A 20% down payment is typically accepted when purchasing a home. The lender's risk is usually only the difference between the home value and the amount remaining on the loan, so the 20% provides a nice buffer against the costs of foreclosure, reselling the home, and regular value variations on the chance that a borrower defaults.

During the recent mortgage upturn of the mid 2000s, it was common to see lenders commanding down payments of 10, 5 or sometimes 0 percent. A lender is able to endure the added risk of the minimal down payment with Private Mortgage Insurance or PMI. This additional plan protects the lender in case a borrower is unable to pay on the loan and the market price of the house is less than what is owed on the loan.

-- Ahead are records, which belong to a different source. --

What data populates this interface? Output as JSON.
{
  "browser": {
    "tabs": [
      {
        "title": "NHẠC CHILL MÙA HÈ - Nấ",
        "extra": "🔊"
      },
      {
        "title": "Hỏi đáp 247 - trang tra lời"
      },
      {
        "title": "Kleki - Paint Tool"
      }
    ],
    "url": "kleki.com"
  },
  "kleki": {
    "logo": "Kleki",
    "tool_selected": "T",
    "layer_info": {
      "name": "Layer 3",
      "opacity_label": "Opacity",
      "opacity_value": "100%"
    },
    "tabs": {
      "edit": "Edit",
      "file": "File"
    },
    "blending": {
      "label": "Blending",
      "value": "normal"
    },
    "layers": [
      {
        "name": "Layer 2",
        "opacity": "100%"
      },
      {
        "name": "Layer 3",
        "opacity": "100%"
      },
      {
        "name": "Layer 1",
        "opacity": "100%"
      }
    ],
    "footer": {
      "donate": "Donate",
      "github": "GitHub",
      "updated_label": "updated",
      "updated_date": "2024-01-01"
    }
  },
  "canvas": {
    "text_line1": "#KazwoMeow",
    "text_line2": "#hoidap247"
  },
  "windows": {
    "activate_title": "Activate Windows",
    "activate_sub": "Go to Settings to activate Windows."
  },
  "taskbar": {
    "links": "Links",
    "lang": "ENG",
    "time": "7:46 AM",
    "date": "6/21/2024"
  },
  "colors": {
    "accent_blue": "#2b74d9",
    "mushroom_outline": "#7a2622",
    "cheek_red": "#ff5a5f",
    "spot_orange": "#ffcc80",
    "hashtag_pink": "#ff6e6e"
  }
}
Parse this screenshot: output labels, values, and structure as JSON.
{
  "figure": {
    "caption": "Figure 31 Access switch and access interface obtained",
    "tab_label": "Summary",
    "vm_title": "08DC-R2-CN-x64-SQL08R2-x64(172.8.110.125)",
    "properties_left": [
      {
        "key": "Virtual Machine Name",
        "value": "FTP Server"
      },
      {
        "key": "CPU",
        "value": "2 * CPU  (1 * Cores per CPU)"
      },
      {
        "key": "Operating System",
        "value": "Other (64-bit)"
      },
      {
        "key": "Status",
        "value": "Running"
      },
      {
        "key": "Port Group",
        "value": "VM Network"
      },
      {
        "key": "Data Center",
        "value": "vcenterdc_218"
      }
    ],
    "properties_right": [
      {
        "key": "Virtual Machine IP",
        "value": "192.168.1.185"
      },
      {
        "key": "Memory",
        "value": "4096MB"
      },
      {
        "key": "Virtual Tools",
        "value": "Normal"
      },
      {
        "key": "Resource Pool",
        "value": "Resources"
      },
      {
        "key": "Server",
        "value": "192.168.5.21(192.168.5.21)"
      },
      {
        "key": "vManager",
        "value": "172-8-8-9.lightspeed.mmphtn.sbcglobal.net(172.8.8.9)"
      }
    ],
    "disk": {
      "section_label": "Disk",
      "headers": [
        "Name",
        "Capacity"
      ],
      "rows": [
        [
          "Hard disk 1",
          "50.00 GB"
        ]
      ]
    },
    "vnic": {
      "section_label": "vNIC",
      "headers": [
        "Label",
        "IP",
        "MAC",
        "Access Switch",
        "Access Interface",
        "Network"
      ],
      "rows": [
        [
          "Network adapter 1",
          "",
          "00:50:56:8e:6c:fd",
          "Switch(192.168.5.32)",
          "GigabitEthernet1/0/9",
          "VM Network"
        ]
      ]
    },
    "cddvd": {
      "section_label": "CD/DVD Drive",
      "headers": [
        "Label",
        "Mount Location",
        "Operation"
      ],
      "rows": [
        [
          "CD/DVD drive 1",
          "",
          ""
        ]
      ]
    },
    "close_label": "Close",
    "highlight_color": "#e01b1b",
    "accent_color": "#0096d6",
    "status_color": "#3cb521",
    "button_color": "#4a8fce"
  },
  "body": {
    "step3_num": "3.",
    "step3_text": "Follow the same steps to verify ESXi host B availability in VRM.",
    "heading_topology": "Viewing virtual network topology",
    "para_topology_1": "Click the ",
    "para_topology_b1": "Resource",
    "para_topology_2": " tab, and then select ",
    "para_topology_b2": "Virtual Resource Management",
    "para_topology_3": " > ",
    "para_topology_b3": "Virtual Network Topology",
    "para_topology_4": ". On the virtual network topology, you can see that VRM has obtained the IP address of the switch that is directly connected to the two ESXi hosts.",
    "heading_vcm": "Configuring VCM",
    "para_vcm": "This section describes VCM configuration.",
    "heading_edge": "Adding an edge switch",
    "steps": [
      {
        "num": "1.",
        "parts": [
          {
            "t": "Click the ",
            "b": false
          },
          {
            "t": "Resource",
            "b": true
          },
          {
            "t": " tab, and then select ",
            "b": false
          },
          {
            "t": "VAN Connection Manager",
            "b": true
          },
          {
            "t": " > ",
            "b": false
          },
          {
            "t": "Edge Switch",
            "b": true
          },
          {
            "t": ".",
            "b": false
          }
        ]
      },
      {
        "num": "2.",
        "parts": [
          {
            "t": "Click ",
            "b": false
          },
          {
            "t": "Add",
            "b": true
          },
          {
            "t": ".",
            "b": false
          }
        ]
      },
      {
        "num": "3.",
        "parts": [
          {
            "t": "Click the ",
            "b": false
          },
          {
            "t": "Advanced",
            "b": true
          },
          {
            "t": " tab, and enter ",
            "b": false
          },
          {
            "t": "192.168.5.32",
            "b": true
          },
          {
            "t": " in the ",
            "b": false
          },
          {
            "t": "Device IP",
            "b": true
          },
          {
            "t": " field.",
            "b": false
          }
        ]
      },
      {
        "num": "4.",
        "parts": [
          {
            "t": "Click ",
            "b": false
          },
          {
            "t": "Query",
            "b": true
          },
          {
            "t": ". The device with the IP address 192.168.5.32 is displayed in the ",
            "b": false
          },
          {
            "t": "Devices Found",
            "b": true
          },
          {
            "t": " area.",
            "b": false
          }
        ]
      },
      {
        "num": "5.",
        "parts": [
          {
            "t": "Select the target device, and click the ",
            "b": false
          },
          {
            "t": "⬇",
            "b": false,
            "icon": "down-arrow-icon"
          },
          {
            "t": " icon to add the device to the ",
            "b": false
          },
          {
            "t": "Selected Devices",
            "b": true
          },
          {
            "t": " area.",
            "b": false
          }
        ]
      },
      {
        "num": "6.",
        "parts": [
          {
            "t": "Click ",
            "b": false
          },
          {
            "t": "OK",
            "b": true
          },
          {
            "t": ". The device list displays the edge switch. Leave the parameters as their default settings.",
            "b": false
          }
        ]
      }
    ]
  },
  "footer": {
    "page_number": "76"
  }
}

Because the $40-$50 a month per $100,000 borrowed is bundled into the mortgage payment and often isn't even tax deductible, PMI can be pricey to a borrower. Unlike a piggyback loan where the lender consumes all the costs, PMI is advantageous for the lender because they secure the money, and they get the money if the borrower is unable to pay.

Does your monthly mortgage payment include PMI? Contact us, you may be able to save money by removing your PMI.

How can a home owner refrain from bearing the expense of PMI?

The Homeowners Protection Act of 1998 requires the lenders on nearly all loans to automatically terminate the PMI when the principal balance of the loan equals 78 percent of the primary loan amount. Keen home owners can get off the hook a little earlier. The law promises that, at the request of the home owner, the PMI must be abandoned when the principal amount equals only 80 percent.

Since it can take many years to arrive at the point where the principal is only 20% of the initial loan amount, it's important to know how your home has appreciated in value. After all, all of the appreciation you've obtained over time counts towards abolishing PMI. So why should you pay it after your loan balance has fallen below the 80% mark? Even when nationwide trends hint at decreasing home values, be aware that real estate is local. Your neighborhood may not be reflecting the national trends and/or your home could have gained equity before things settled down.

The hardest thing for many home owners to understand is just when their home's equity goes over the 20% point. A certified, licensed real estate appraiser can certainly help. As appraisers, it's our job to recognize the market dynamics of our area. At Northern Arizona Appraisal, Inc., we know when property values have risen or declined. We're masters at identifying value trends in Phoenix, Maricopa County and surrounding areas. Faced with data from an appraiser, the mortgage company will generally drop the PMI with little anxiety. At that time, the homeowner can retain the savings from that point on.

Want to learn more about PMI and the Homeowners Protection Act? Click this link:
Cancellation of Private Mortgage Insurance: Federal Law May Save You Hundreds of Dollars Each Year